:: What is required ::
Give the records below again, word for word. No pictures belong in the copy.

********

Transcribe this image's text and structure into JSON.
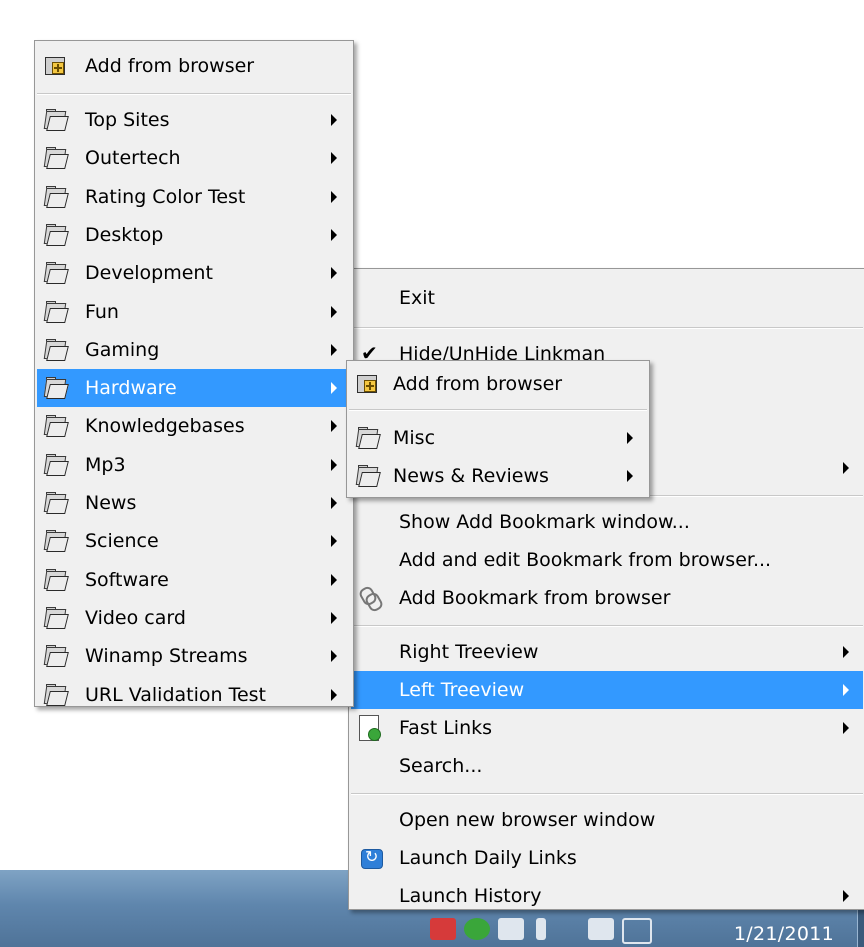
{
  "taskbar": {
    "clock_date": "1/21/2011"
  },
  "menu_bookmarks": {
    "add_from_browser": "Add from browser",
    "folders": [
      {
        "label": "Top Sites"
      },
      {
        "label": "Outertech"
      },
      {
        "label": "Rating Color Test"
      },
      {
        "label": "Desktop"
      },
      {
        "label": "Development"
      },
      {
        "label": "Fun"
      },
      {
        "label": "Gaming"
      },
      {
        "label": "Hardware"
      },
      {
        "label": "Knowledgebases"
      },
      {
        "label": "Mp3"
      },
      {
        "label": "News"
      },
      {
        "label": "Science"
      },
      {
        "label": "Software"
      },
      {
        "label": "Video card"
      },
      {
        "label": "Winamp Streams"
      },
      {
        "label": "URL Validation Test"
      }
    ],
    "highlighted": "Hardware"
  },
  "menu_hardware": {
    "add_from_browser": "Add from browser",
    "folders": [
      {
        "label": "Misc"
      },
      {
        "label": "News & Reviews"
      }
    ]
  },
  "menu_tray": {
    "exit": "Exit",
    "hide_unhide": "Hide/UnHide Linkman",
    "show_add_bookmark": "Show Add Bookmark window...",
    "add_and_edit": "Add and edit Bookmark from browser...",
    "add_bookmark": "Add Bookmark from browser",
    "right_treeview": "Right Treeview",
    "left_treeview": "Left Treeview",
    "fast_links": "Fast Links",
    "search": "Search...",
    "open_new_browser": "Open new browser window",
    "launch_daily": "Launch Daily Links",
    "launch_history": "Launch History",
    "highlighted": "Left Treeview"
  },
  "colors": {
    "highlight": "#3399ff",
    "menu_bg": "#f0f0f0"
  }
}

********

:: Solution ::
Transcribe this image's text and structure into JSON.
{
  "taskbar": {
    "clock_date": "1/21/2011"
  },
  "menu_bookmarks": {
    "add_from_browser": "Add from browser",
    "folders": [
      {
        "label": "Top Sites"
      },
      {
        "label": "Outertech"
      },
      {
        "label": "Rating Color Test"
      },
      {
        "label": "Desktop"
      },
      {
        "label": "Development"
      },
      {
        "label": "Fun"
      },
      {
        "label": "Gaming"
      },
      {
        "label": "Hardware"
      },
      {
        "label": "Knowledgebases"
      },
      {
        "label": "Mp3"
      },
      {
        "label": "News"
      },
      {
        "label": "Science"
      },
      {
        "label": "Software"
      },
      {
        "label": "Video card"
      },
      {
        "label": "Winamp Streams"
      },
      {
        "label": "URL Validation Test"
      }
    ],
    "highlighted": "Hardware"
  },
  "menu_hardware": {
    "add_from_browser": "Add from browser",
    "folders": [
      {
        "label": "Misc"
      },
      {
        "label": "News & Reviews"
      }
    ]
  },
  "menu_tray": {
    "exit": "Exit",
    "hide_unhide": "Hide/UnHide Linkman",
    "show_add_bookmark": "Show Add Bookmark window...",
    "add_and_edit": "Add and edit Bookmark from browser...",
    "add_bookmark": "Add Bookmark from browser",
    "right_treeview": "Right Treeview",
    "left_treeview": "Left Treeview",
    "fast_links": "Fast Links",
    "search": "Search...",
    "open_new_browser": "Open new browser window",
    "launch_daily": "Launch Daily Links",
    "launch_history": "Launch History",
    "highlighted": "Left Treeview"
  },
  "colors": {
    "highlight": "#3399ff",
    "menu_bg": "#f0f0f0"
  }
}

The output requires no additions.